EXERCISE>
What must be returned is the number of lines in the records holding the word "role", with no other text.

[Items from an interface collection]
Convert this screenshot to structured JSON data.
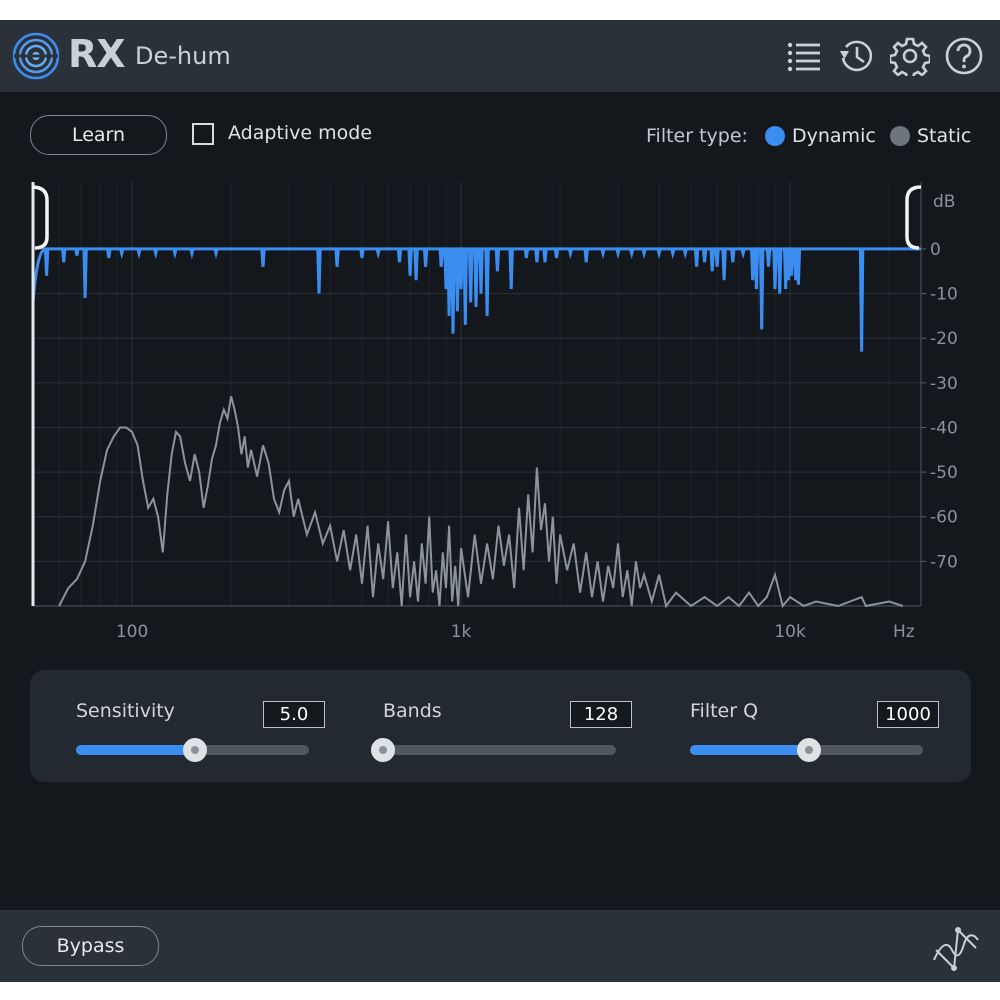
{
  "header": {
    "brand": "RX",
    "plugin_name": "De-hum",
    "icons": [
      "presets-list-icon",
      "history-icon",
      "settings-gear-icon",
      "help-icon"
    ]
  },
  "controls": {
    "learn_label": "Learn",
    "adaptive_mode_label": "Adaptive mode",
    "adaptive_mode_checked": false,
    "filter_type_label": "Filter type:",
    "filter_options": [
      "Dynamic",
      "Static"
    ],
    "filter_selected": "Dynamic"
  },
  "chart_data": {
    "type": "line",
    "x_scale": "log",
    "xlim": [
      50,
      25000
    ],
    "x_ticks": [
      {
        "value": 100,
        "label": "100"
      },
      {
        "value": 1000,
        "label": "1k"
      },
      {
        "value": 10000,
        "label": "10k"
      }
    ],
    "x_unit_label": "Hz",
    "y_unit_label": "dB",
    "ylim": [
      -80,
      15
    ],
    "y_ticks": [
      {
        "value": 0,
        "label": "0"
      },
      {
        "value": -10,
        "label": "-10"
      },
      {
        "value": -20,
        "label": "-20"
      },
      {
        "value": -30,
        "label": "-30"
      },
      {
        "value": -40,
        "label": "-40"
      },
      {
        "value": -50,
        "label": "-50"
      },
      {
        "value": -60,
        "label": "-60"
      },
      {
        "value": -70,
        "label": "-70"
      }
    ],
    "grid": true,
    "series": [
      {
        "role": "filter-response",
        "color": "#3b8ef0",
        "baseline_db": 0,
        "notches": [
          [
            55,
            -6
          ],
          [
            62,
            -3
          ],
          [
            68,
            -1.5
          ],
          [
            72,
            -11
          ],
          [
            85,
            -2
          ],
          [
            93,
            -1
          ],
          [
            105,
            -1
          ],
          [
            118,
            -1
          ],
          [
            135,
            -1
          ],
          [
            152,
            -1
          ],
          [
            180,
            -1
          ],
          [
            250,
            -4
          ],
          [
            370,
            -10
          ],
          [
            420,
            -4
          ],
          [
            500,
            -2
          ],
          [
            560,
            -1
          ],
          [
            650,
            -3
          ],
          [
            700,
            -6
          ],
          [
            730,
            -7
          ],
          [
            780,
            -4
          ],
          [
            870,
            -4
          ],
          [
            900,
            -9
          ],
          [
            920,
            -15
          ],
          [
            945,
            -19
          ],
          [
            975,
            -14
          ],
          [
            1000,
            -9
          ],
          [
            1030,
            -17
          ],
          [
            1070,
            -12
          ],
          [
            1110,
            -13
          ],
          [
            1150,
            -10
          ],
          [
            1200,
            -15
          ],
          [
            1290,
            -5
          ],
          [
            1420,
            -9
          ],
          [
            1580,
            -2
          ],
          [
            1700,
            -3
          ],
          [
            1800,
            -3
          ],
          [
            1950,
            -2
          ],
          [
            2150,
            -1
          ],
          [
            2400,
            -3
          ],
          [
            2700,
            -1
          ],
          [
            3000,
            -1
          ],
          [
            3300,
            -1
          ],
          [
            3600,
            -1
          ],
          [
            4000,
            -1
          ],
          [
            4400,
            -1
          ],
          [
            4800,
            -1
          ],
          [
            5200,
            -4
          ],
          [
            5500,
            -3
          ],
          [
            5800,
            -5
          ],
          [
            6000,
            -4
          ],
          [
            6300,
            -7
          ],
          [
            6700,
            -3
          ],
          [
            7200,
            -1
          ],
          [
            7700,
            -7
          ],
          [
            7900,
            -9
          ],
          [
            8200,
            -18
          ],
          [
            8600,
            -4
          ],
          [
            9000,
            -9
          ],
          [
            9300,
            -10
          ],
          [
            9700,
            -9
          ],
          [
            9900,
            -7
          ],
          [
            10100,
            -6
          ],
          [
            10400,
            -7
          ],
          [
            10600,
            -8
          ],
          [
            16500,
            -23
          ]
        ]
      },
      {
        "role": "input-spectrum",
        "color": "#8b939b",
        "points": [
          [
            60,
            -80
          ],
          [
            64,
            -76
          ],
          [
            68,
            -74
          ],
          [
            72,
            -70
          ],
          [
            76,
            -62
          ],
          [
            80,
            -52
          ],
          [
            84,
            -45
          ],
          [
            88,
            -42
          ],
          [
            92,
            -40
          ],
          [
            96,
            -40
          ],
          [
            100,
            -41
          ],
          [
            104,
            -44
          ],
          [
            108,
            -52
          ],
          [
            112,
            -58
          ],
          [
            116,
            -56
          ],
          [
            120,
            -60
          ],
          [
            124,
            -68
          ],
          [
            128,
            -55
          ],
          [
            132,
            -46
          ],
          [
            136,
            -41
          ],
          [
            140,
            -42
          ],
          [
            145,
            -48
          ],
          [
            150,
            -52
          ],
          [
            155,
            -46
          ],
          [
            160,
            -50
          ],
          [
            165,
            -58
          ],
          [
            170,
            -53
          ],
          [
            175,
            -47
          ],
          [
            180,
            -44
          ],
          [
            185,
            -39
          ],
          [
            190,
            -36
          ],
          [
            195,
            -38
          ],
          [
            200,
            -33
          ],
          [
            205,
            -36
          ],
          [
            210,
            -40
          ],
          [
            215,
            -46
          ],
          [
            220,
            -42
          ],
          [
            225,
            -49
          ],
          [
            230,
            -45
          ],
          [
            240,
            -51
          ],
          [
            250,
            -44
          ],
          [
            260,
            -48
          ],
          [
            270,
            -56
          ],
          [
            280,
            -59
          ],
          [
            290,
            -54
          ],
          [
            300,
            -52
          ],
          [
            310,
            -60
          ],
          [
            320,
            -56
          ],
          [
            340,
            -64
          ],
          [
            360,
            -59
          ],
          [
            380,
            -66
          ],
          [
            400,
            -62
          ],
          [
            420,
            -70
          ],
          [
            440,
            -63
          ],
          [
            460,
            -72
          ],
          [
            480,
            -64
          ],
          [
            500,
            -75
          ],
          [
            520,
            -62
          ],
          [
            540,
            -78
          ],
          [
            560,
            -66
          ],
          [
            580,
            -74
          ],
          [
            600,
            -61
          ],
          [
            620,
            -76
          ],
          [
            640,
            -68
          ],
          [
            660,
            -80
          ],
          [
            680,
            -64
          ],
          [
            700,
            -78
          ],
          [
            720,
            -70
          ],
          [
            740,
            -79
          ],
          [
            760,
            -66
          ],
          [
            780,
            -75
          ],
          [
            800,
            -60
          ],
          [
            820,
            -77
          ],
          [
            840,
            -72
          ],
          [
            860,
            -80
          ],
          [
            880,
            -68
          ],
          [
            900,
            -76
          ],
          [
            920,
            -62
          ],
          [
            940,
            -79
          ],
          [
            960,
            -71
          ],
          [
            980,
            -80
          ],
          [
            1000,
            -67
          ],
          [
            1050,
            -78
          ],
          [
            1100,
            -64
          ],
          [
            1150,
            -75
          ],
          [
            1200,
            -66
          ],
          [
            1250,
            -74
          ],
          [
            1300,
            -62
          ],
          [
            1350,
            -71
          ],
          [
            1400,
            -64
          ],
          [
            1450,
            -76
          ],
          [
            1500,
            -58
          ],
          [
            1550,
            -72
          ],
          [
            1600,
            -55
          ],
          [
            1650,
            -68
          ],
          [
            1700,
            -49
          ],
          [
            1750,
            -63
          ],
          [
            1800,
            -57
          ],
          [
            1850,
            -70
          ],
          [
            1900,
            -60
          ],
          [
            1950,
            -75
          ],
          [
            2000,
            -64
          ],
          [
            2100,
            -72
          ],
          [
            2200,
            -66
          ],
          [
            2300,
            -77
          ],
          [
            2400,
            -68
          ],
          [
            2500,
            -78
          ],
          [
            2600,
            -70
          ],
          [
            2700,
            -79
          ],
          [
            2800,
            -71
          ],
          [
            2900,
            -76
          ],
          [
            3000,
            -66
          ],
          [
            3100,
            -78
          ],
          [
            3200,
            -72
          ],
          [
            3300,
            -80
          ],
          [
            3400,
            -70
          ],
          [
            3500,
            -76
          ],
          [
            3600,
            -73
          ],
          [
            3800,
            -79
          ],
          [
            4000,
            -73
          ],
          [
            4200,
            -80
          ],
          [
            4500,
            -77
          ],
          [
            5000,
            -80
          ],
          [
            5500,
            -78
          ],
          [
            6000,
            -80
          ],
          [
            6500,
            -78
          ],
          [
            7000,
            -80
          ],
          [
            7500,
            -77
          ],
          [
            8000,
            -80
          ],
          [
            8500,
            -78
          ],
          [
            9000,
            -73
          ],
          [
            9500,
            -80
          ],
          [
            10000,
            -78
          ],
          [
            11000,
            -80
          ],
          [
            12000,
            -79
          ],
          [
            14000,
            -80
          ],
          [
            16500,
            -78
          ],
          [
            17000,
            -80
          ],
          [
            20000,
            -79
          ],
          [
            22000,
            -80
          ]
        ]
      }
    ]
  },
  "sliders": [
    {
      "label": "Sensitivity",
      "value": "5.0",
      "fraction": 0.51
    },
    {
      "label": "Bands",
      "value": "128",
      "fraction": 0.0
    },
    {
      "label": "Filter Q",
      "value": "1000",
      "fraction": 0.51
    }
  ],
  "footer": {
    "bypass_label": "Bypass"
  },
  "colors": {
    "accent": "#3b8ef0",
    "background": "#14181d",
    "bar": "#2a3139"
  }
}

EXERCISE SOLUTION>
2